## EXERCISE:
Copy out every line of the listing in which "icon" appears.
+++++
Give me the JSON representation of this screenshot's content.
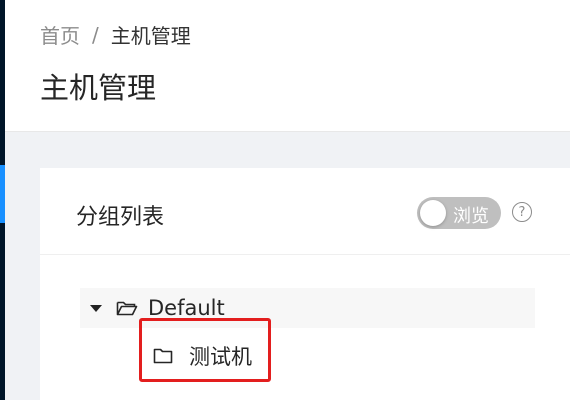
{
  "breadcrumb": {
    "home": "首页",
    "separator": "/",
    "current": "主机管理"
  },
  "page": {
    "title": "主机管理"
  },
  "card": {
    "title": "分组列表",
    "toggle_label": "浏览",
    "toggle_on": false,
    "help_icon": "question-circle-icon"
  },
  "tree": {
    "root": {
      "label": "Default",
      "expanded": true,
      "icon": "folder-open-icon"
    },
    "children": [
      {
        "label": "测试机",
        "icon": "folder-icon"
      }
    ]
  },
  "colors": {
    "accent": "#1890ff",
    "sidebar": "#001529",
    "highlight": "#e31e1e"
  }
}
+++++
## RESULT OF THE EXERCISE:
    "help_icon": "question-circle-icon"
      "icon": "folder-open-icon"
        "icon": "folder-icon"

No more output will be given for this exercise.